In Itlani these expressions differ in form, one from another. “Eye to eye” is translated “nasu-nasu” using reduplication (literally “forehead [to] forehead”); similarly using reduplication “vishu-vishu” meaning “face to face”.

Day after day – aspalu-aspalu
From day to day – aspalay-aspalese (abl. – dat.)


“Day after day he tried his best.” (Aspalu-aspalu savunit eshkilu khiyefyavor.)
“From day to day her condition got worse.” (Aspalay-aspalese vuyinit palana djamifyava.)
“We don’t see eye to eye concerning that situation.” (Idá krioruova nasu-nasu ra-dayari.)
“I intend that we meet face to face.” (Harvolyaru u vishu-vishu marzeytariyati.”)

Itlani Jim

Sent from Mail for Windows 10

From: Vítor De Araújo
Sent: Tuesday, February 12, 2019 1:39 PM
To: [log in to unmask]
Subject: Re: Eye to eye

For what is worth, Esperanto usually uses the accusative for the first 
word, then a preposition and the second word in the nominative (i.e., 
the case required by the preposition; prepositions only take the 
accusative in Esperanto to mean movement towards). E.g., "paŝon post 
paŝo" (lit. "step after step"), "tagon post tago" (lit. "day after 
day"), etc. Though Wiktionary [1] says the form without the accusative 
is also common.

Now "eye to eye" specifically I'm not sure how to translate idiomatically.


Vítor De Araújo

On 12/02/2019 14:37, Aidan Aannestad wrote:
> To answer your case question, I might expect something that literally 
> translates as 'from eye to eye'. I'll hazard some guesses about your 
> other examples as well:
> Side by side - 'next to side next to side' or 'next to each others' side'
> Day by day - 'from day to day' or 'through day through day' or similar
> Night after night - just 'night after night' possibly. This is a great 
> use case for reduplication if you use it, though
> Hand to hand - '(using) hand against hand'
> On 2019/02/12 6:49, C. Brickner wrote:
>> Hi!In a recent translation exercise I had to translate "eye to eye". 
>> Of course a synonymous expression could be used, to agree or to 
>> disagree, but I wanted to be as close to the original as possible. The 
>> problem is that, in a language which uses cases, which are used for 
>> these two nouns? And what adposition is used? Which adposition is used 
>> varies from natlang to natlang.
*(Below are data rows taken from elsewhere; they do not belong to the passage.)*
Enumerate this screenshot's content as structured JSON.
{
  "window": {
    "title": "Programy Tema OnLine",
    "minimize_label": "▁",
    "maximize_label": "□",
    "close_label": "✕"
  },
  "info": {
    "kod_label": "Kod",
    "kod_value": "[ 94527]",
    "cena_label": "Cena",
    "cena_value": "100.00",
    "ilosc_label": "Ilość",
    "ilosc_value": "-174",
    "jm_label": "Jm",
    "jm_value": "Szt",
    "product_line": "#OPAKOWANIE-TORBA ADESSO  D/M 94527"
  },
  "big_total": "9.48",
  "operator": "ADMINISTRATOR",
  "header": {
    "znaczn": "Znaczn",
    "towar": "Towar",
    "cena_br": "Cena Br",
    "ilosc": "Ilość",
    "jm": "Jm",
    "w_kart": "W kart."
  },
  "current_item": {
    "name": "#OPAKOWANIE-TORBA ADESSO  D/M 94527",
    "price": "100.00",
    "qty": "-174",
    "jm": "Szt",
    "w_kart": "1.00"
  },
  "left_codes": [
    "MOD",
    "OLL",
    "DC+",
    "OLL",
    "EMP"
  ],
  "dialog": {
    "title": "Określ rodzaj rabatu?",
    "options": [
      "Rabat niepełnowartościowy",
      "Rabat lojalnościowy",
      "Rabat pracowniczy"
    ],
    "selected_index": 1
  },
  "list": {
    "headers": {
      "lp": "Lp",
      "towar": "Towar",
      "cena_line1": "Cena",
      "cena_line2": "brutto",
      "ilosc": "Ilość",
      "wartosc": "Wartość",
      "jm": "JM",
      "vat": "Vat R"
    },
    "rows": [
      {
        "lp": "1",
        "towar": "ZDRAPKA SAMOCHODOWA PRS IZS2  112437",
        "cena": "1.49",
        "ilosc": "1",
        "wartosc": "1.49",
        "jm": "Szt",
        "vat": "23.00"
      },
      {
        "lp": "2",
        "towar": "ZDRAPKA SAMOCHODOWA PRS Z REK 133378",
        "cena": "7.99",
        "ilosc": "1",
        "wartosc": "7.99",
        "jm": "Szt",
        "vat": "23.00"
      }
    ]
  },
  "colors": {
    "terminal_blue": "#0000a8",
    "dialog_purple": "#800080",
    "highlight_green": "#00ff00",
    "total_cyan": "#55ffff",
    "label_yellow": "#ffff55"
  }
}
How do your conlangs translate "We 
>> don't see eye to eye"?And there are similar phrases:The men stood side 
>> by side.We live day by day.We heard the same sound night after 
>> night.The soldiers fought hand to hand.Any others?Thanks.Charlie